▶ _WORK TO BE COMPLETED_
Locate and copy each line in the data that contains the word "content".

(App and web page records)
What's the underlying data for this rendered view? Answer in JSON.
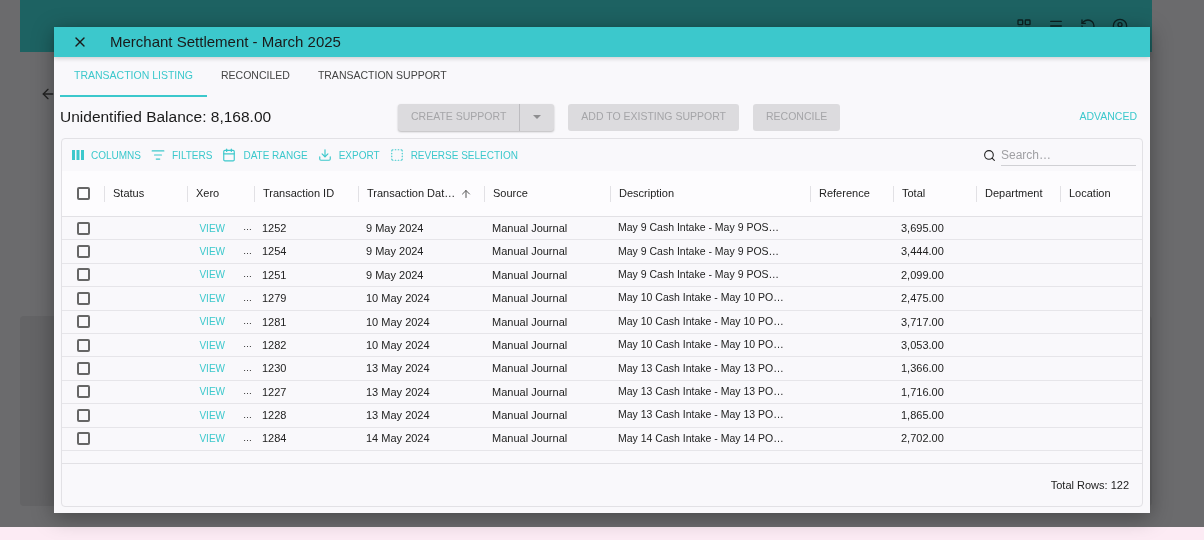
{
  "dialog": {
    "title": "Merchant Settlement - March 2025"
  },
  "tabs": [
    {
      "label": "TRANSACTION LISTING",
      "selected": true
    },
    {
      "label": "RECONCILED",
      "selected": false
    },
    {
      "label": "TRANSACTION SUPPORT",
      "selected": false
    }
  ],
  "balance": "Unidentified Balance: 8,168.00",
  "actions": [
    {
      "label": "CREATE SUPPORT",
      "kind": "split",
      "disabled": true
    },
    {
      "label": "ADD TO EXISTING SUPPORT",
      "kind": "button",
      "disabled": true
    },
    {
      "label": "RECONCILE",
      "kind": "button",
      "disabled": true
    }
  ],
  "advanced": "ADVANCED",
  "toolbar": [
    {
      "label": "COLUMNS",
      "kind": "columns"
    },
    {
      "label": "FILTERS",
      "kind": "filters"
    },
    {
      "label": "DATE RANGE",
      "kind": "date"
    },
    {
      "label": "EXPORT",
      "kind": "export"
    },
    {
      "label": "REVERSE SELECTION",
      "kind": "reverse"
    }
  ],
  "search": {
    "placeholder": "Search…"
  },
  "table": {
    "select_all": {
      "checked": false
    },
    "columns": [
      {
        "label": "Status",
        "sorted": false
      },
      {
        "label": "Xero",
        "sorted": false
      },
      {
        "label": "Transaction ID",
        "sorted": false
      },
      {
        "label": "Transaction Dat…",
        "sorted": true
      },
      {
        "label": "Source",
        "sorted": false
      },
      {
        "label": "Description",
        "sorted": false
      },
      {
        "label": "Reference",
        "sorted": false
      },
      {
        "label": "Total",
        "sorted": false
      },
      {
        "label": "Department",
        "sorted": false
      },
      {
        "label": "Location",
        "sorted": false
      }
    ],
    "rows": [
      {
        "checked": false,
        "xero": "VIEW",
        "xero_more": "…",
        "id": "1252",
        "date": "9 May 2024",
        "source": "Manual Journal",
        "description": "May 9 Cash Intake - May 9 POS…",
        "total": "3,695.00"
      },
      {
        "checked": false,
        "xero": "VIEW",
        "xero_more": "…",
        "id": "1254",
        "date": "9 May 2024",
        "source": "Manual Journal",
        "description": "May 9 Cash Intake - May 9 POS…",
        "total": "3,444.00"
      },
      {
        "checked": false,
        "xero": "VIEW",
        "xero_more": "…",
        "id": "1251",
        "date": "9 May 2024",
        "source": "Manual Journal",
        "description": "May 9 Cash Intake - May 9 POS…",
        "total": "2,099.00"
      },
      {
        "checked": false,
        "xero": "VIEW",
        "xero_more": "…",
        "id": "1279",
        "date": "10 May 2024",
        "source": "Manual Journal",
        "description": "May 10 Cash Intake - May 10 PO…",
        "total": "2,475.00"
      },
      {
        "checked": false,
        "xero": "VIEW",
        "xero_more": "…",
        "id": "1281",
        "date": "10 May 2024",
        "source": "Manual Journal",
        "description": "May 10 Cash Intake - May 10 PO…",
        "total": "3,717.00"
      },
      {
        "checked": false,
        "xero": "VIEW",
        "xero_more": "…",
        "id": "1282",
        "date": "10 May 2024",
        "source": "Manual Journal",
        "description": "May 10 Cash Intake - May 10 PO…",
        "total": "3,053.00"
      },
      {
        "checked": false,
        "xero": "VIEW",
        "xero_more": "…",
        "id": "1230",
        "date": "13 May 2024",
        "source": "Manual Journal",
        "description": "May 13 Cash Intake - May 13 PO…",
        "total": "1,366.00"
      },
      {
        "checked": false,
        "xero": "VIEW",
        "xero_more": "…",
        "id": "1227",
        "date": "13 May 2024",
        "source": "Manual Journal",
        "description": "May 13 Cash Intake - May 13 PO…",
        "total": "1,716.00"
      },
      {
        "checked": false,
        "xero": "VIEW",
        "xero_more": "…",
        "id": "1228",
        "date": "13 May 2024",
        "source": "Manual Journal",
        "description": "May 13 Cash Intake - May 13 PO…",
        "total": "1,865.00"
      },
      {
        "checked": false,
        "xero": "VIEW",
        "xero_more": "…",
        "id": "1284",
        "date": "14 May 2024",
        "source": "Manual Journal",
        "description": "May 14 Cash Intake - May 14 PO…",
        "total": "2,702.00"
      }
    ]
  },
  "total_rows": "Total Rows: 122"
}
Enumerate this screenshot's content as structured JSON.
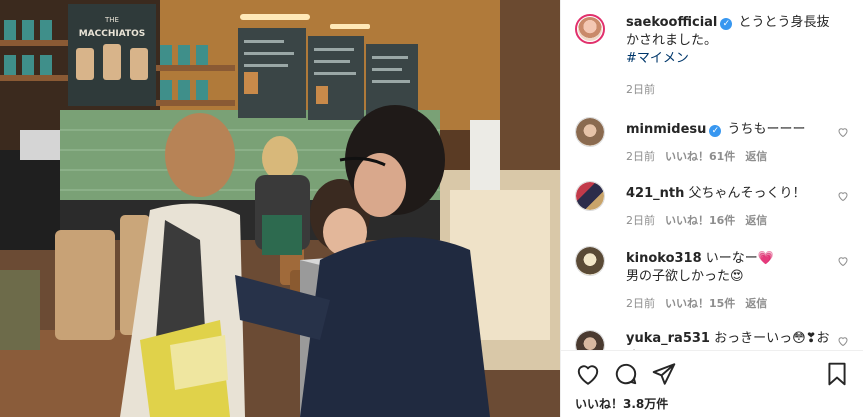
{
  "post": {
    "username": "saekoofficial",
    "verified_mark": "✓",
    "caption": "とうとう身長抜かされました。",
    "hashtag": "#マイメン",
    "time": "2日前"
  },
  "photo": {
    "menu_board_title_small": "THE",
    "menu_board_title": "MACCHIATOS"
  },
  "comments": [
    {
      "username": "minmidesu",
      "verified": true,
      "text": "うちもーーー",
      "time": "2日前",
      "likes": "いいね！61件",
      "reply": "返信"
    },
    {
      "username": "421_nth",
      "verified": false,
      "text": "父ちゃんそっくり！",
      "time": "2日前",
      "likes": "いいね！16件",
      "reply": "返信"
    },
    {
      "username": "kinoko318",
      "verified": false,
      "text": "いーなー💗",
      "text2": "男の子欲しかった😍",
      "time": "2日前",
      "likes": "いいね！15件",
      "reply": "返信"
    },
    {
      "username": "yuka_ra531",
      "verified": false,
      "text": "おっきーいっ😳❣おめ"
    }
  ],
  "actions": {
    "icons": [
      "heart-icon",
      "comment-icon",
      "share-icon",
      "bookmark-icon"
    ],
    "likes_count": "いいね！3.8万件"
  },
  "colors": {
    "verified": "#3897f0",
    "hashtag": "#00376b",
    "muted": "#8e8e8e",
    "story_ring": "#e1306c"
  }
}
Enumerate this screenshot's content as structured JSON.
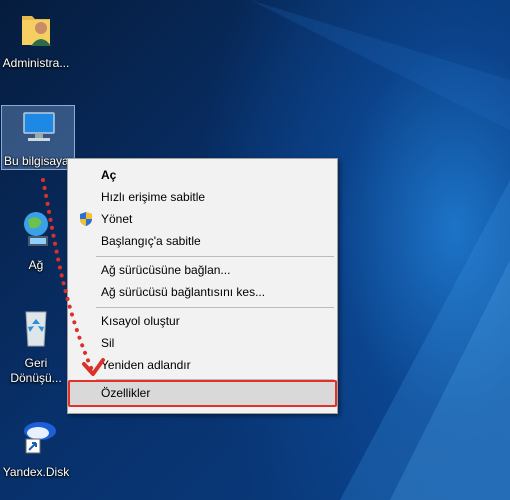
{
  "desktop": {
    "icons": [
      {
        "label": "Administra..."
      },
      {
        "label": "Bu bilgisayar"
      },
      {
        "label": "Ağ"
      },
      {
        "label": "Geri\nDönüşü..."
      },
      {
        "label": "Yandex.Disk"
      }
    ]
  },
  "context_menu": {
    "items": [
      {
        "label": "Aç",
        "bold": true
      },
      {
        "label": "Hızlı erişime sabitle"
      },
      {
        "label": "Yönet",
        "icon": "uac-shield-icon"
      },
      {
        "label": "Başlangıç'a sabitle"
      },
      {
        "label": "Ağ sürücüsüne bağlan..."
      },
      {
        "label": "Ağ sürücüsü bağlantısını kes..."
      },
      {
        "label": "Kısayol oluştur"
      },
      {
        "label": "Sil"
      },
      {
        "label": "Yeniden adlandır"
      },
      {
        "label": "Özellikler",
        "highlighted": true
      }
    ]
  },
  "annotation": {
    "arrow_color": "#d8322b",
    "highlight_color": "#e2302a"
  }
}
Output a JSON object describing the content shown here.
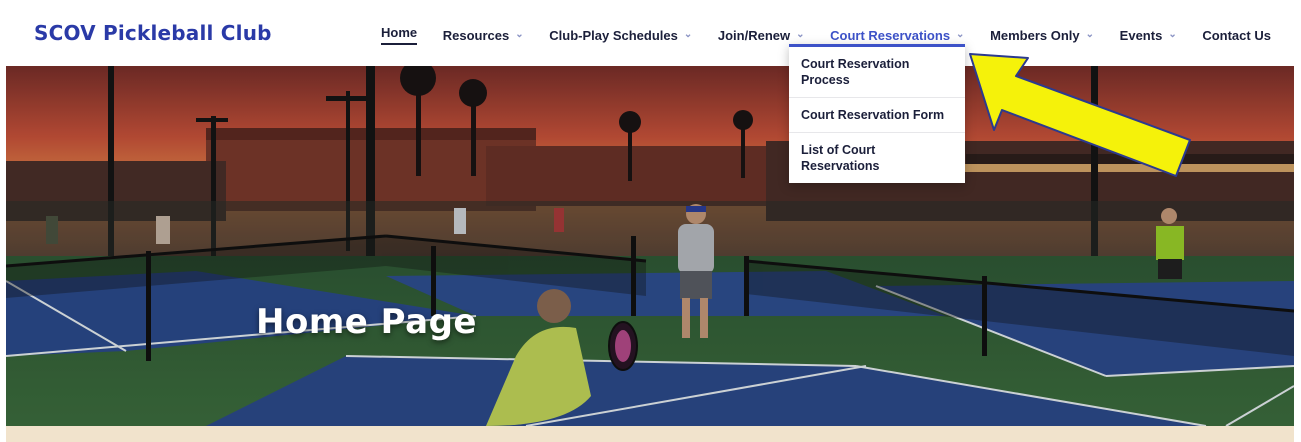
{
  "site": {
    "logo_text": "SCOV Pickleball Club"
  },
  "nav": {
    "items": [
      {
        "label": "Home",
        "has_dropdown": false
      },
      {
        "label": "Resources",
        "has_dropdown": true
      },
      {
        "label": "Club-Play Schedules",
        "has_dropdown": true
      },
      {
        "label": "Join/Renew",
        "has_dropdown": true
      },
      {
        "label": "Court Reservations",
        "has_dropdown": true
      },
      {
        "label": "Members Only",
        "has_dropdown": true
      },
      {
        "label": "Events",
        "has_dropdown": true
      },
      {
        "label": "Contact Us",
        "has_dropdown": false
      }
    ],
    "active": "Home",
    "open_menu": "Court Reservations"
  },
  "dropdown": {
    "items": [
      {
        "label": "Court Reservation Process"
      },
      {
        "label": "Court Reservation Form"
      },
      {
        "label": "List of Court Reservations"
      }
    ]
  },
  "hero": {
    "title": "Home Page"
  },
  "colors": {
    "brand": "#2a3aa7",
    "nav_text": "#1b1f3a",
    "nav_open": "#3d52c8",
    "annotation_arrow": "#f5f20a",
    "strip": "#f1e3cc"
  },
  "icons": {
    "dropdown_chevron": "chevron-down-icon",
    "annotation": "yellow-arrow-icon"
  }
}
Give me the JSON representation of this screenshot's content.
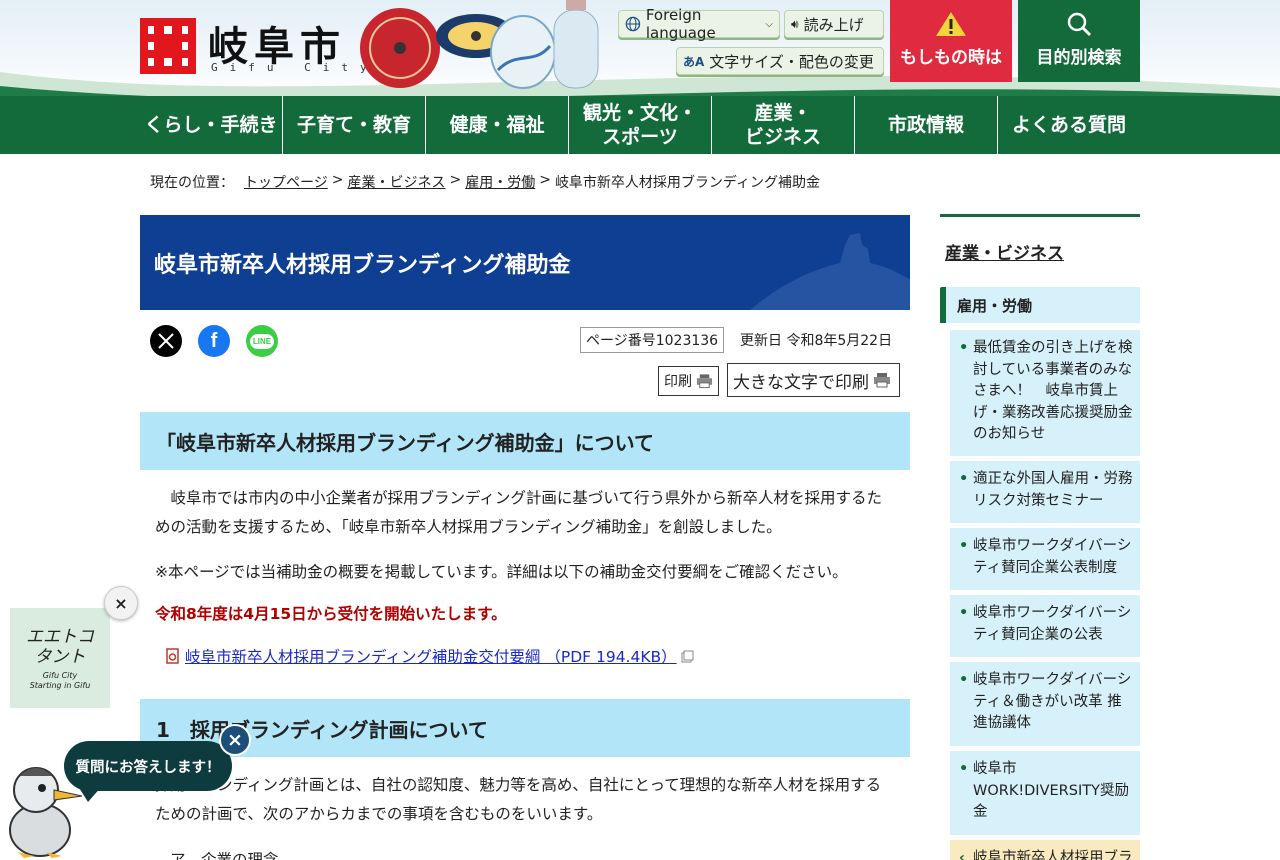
{
  "header": {
    "logo_text": "岐阜市",
    "logo_sub": "Gifu City",
    "lang_button": "Foreign language",
    "read_button": "読み上げ",
    "size_button_prefix": "あA",
    "size_button": "文字サイズ・配色の変更",
    "emergency_button": "もしもの時は",
    "search_button": "目的別検索"
  },
  "nav": {
    "items": [
      "くらし・手続き",
      "子育て・教育",
      "健康・福祉",
      "観光・文化・\nスポーツ",
      "産業・\nビジネス",
      "市政情報",
      "よくある質問"
    ]
  },
  "breadcrumb": {
    "prefix": "現在の位置：",
    "links": [
      "トップページ",
      "産業・ビジネス",
      "雇用・労働"
    ],
    "sep": ">",
    "current": "岐阜市新卒人材採用ブランディング補助金"
  },
  "main": {
    "title": "岐阜市新卒人材採用ブランディング補助金",
    "page_number": "ページ番号1023136",
    "updated": "更新日 令和8年5月22日",
    "print": "印刷",
    "print_large": "大きな文字で印刷",
    "h2_about": "「岐阜市新卒人材採用ブランディング補助金」について",
    "para_1": "岐阜市では市内の中小企業者が採用ブランディング計画に基づいて行う県外から新卒人材を採用するための活動を支援するため、「岐阜市新卒人材採用ブランディング補助金」を創設しました。",
    "para_2": "※本ページでは当補助金の概要を掲載しています。詳細は以下の補助金交付要綱をご確認ください。",
    "para_red": "令和8年度は4月15日から受付を開始いたします。",
    "pdf_link": "岐阜市新卒人材採用ブランディング補助金交付要綱 （PDF 194.4KB）",
    "h2_plan": "1　採用ブランディング計画について",
    "para_3": "採用ブランディング計画とは、自社の認知度、魅力等を高め、自社にとって理想的な新卒人材を採用するための計画で、次のアからカまでの事項を含むものをいいます。",
    "para_4": "ア　企業の理念"
  },
  "sidebar": {
    "title": "産業・ビジネス",
    "subtitle": "雇用・労働",
    "items": [
      "最低賃金の引き上げを検討している事業者のみなさまへ！　岐阜市賃上げ・業務改善応援奨励金のお知らせ",
      "適正な外国人雇用・労務リスク対策セミナー",
      "岐阜市ワークダイバーシティ賛同企業公表制度",
      "岐阜市ワークダイバーシティ賛同企業の公表",
      "岐阜市ワークダイバーシティ＆働きがい改革 推進協議体",
      "岐阜市WORK!DIVERSITY奨励金",
      "岐阜市新卒人材採用ブランディング補助金"
    ]
  },
  "float": {
    "banner_line1": "エエトコ",
    "banner_line2": "タント",
    "banner_line3": "Gifu City",
    "banner_line4": "Starting in Gifu",
    "close": "×",
    "chat_text": "質問にお答えします！",
    "chat_close": "×"
  },
  "colors": {
    "nav_green": "#136a3b",
    "title_blue": "#0f3f93",
    "heading_band": "#b3e5f9",
    "emergency_red": "#e02a3f",
    "notice_red": "#b00000",
    "link_blue": "#1a28c9"
  },
  "icons": {
    "lang": "globe-icon",
    "read": "speaker-icon",
    "emergency": "warning-icon",
    "search": "search-icon",
    "print": "printer-icon",
    "pdf": "pdf-icon",
    "external": "new-window-icon"
  }
}
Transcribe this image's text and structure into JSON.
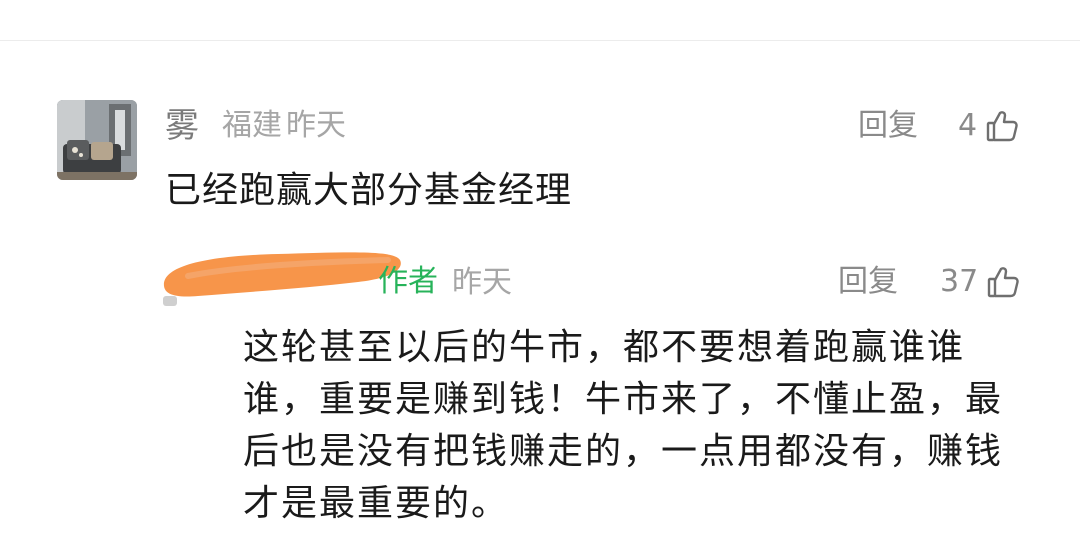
{
  "comment": {
    "username": "雾",
    "location": "福建",
    "time": "昨天",
    "reply_label": "回复",
    "likes": "4",
    "like_icon": "thumbs-up-icon",
    "text": "已经跑赢大部分基金经理"
  },
  "reply": {
    "username": "",
    "author_badge": "作者",
    "time": "昨天",
    "reply_label": "回复",
    "likes": "37",
    "like_icon": "thumbs-up-icon",
    "text": "这轮甚至以后的牛市，都不要想着跑赢谁谁谁，重要是赚到钱！牛市来了，不懂止盈，最后也是没有把钱赚走的，一点用都没有，赚钱才是最重要的。"
  },
  "colors": {
    "author_badge": "#27b35a",
    "redaction": "#f7954a",
    "muted_text": "#a6a6a6",
    "primary_text": "#1a1a1a"
  }
}
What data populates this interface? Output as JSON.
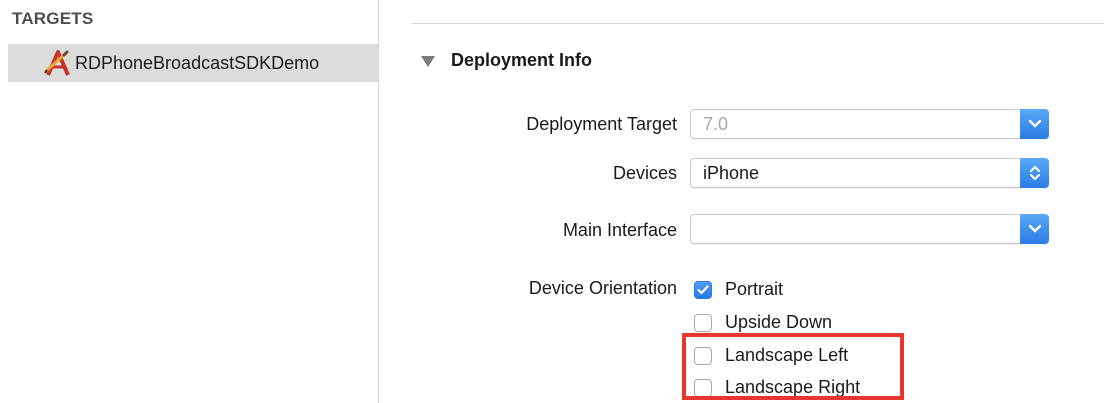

▶ _TASK RESPONSE_
Enumerate this screenshot's content as structured JSON.
Enumerate this screenshot's content as structured JSON.
Output a JSON object describing the content shown here.
Give me the JSON representation of this screenshot's content.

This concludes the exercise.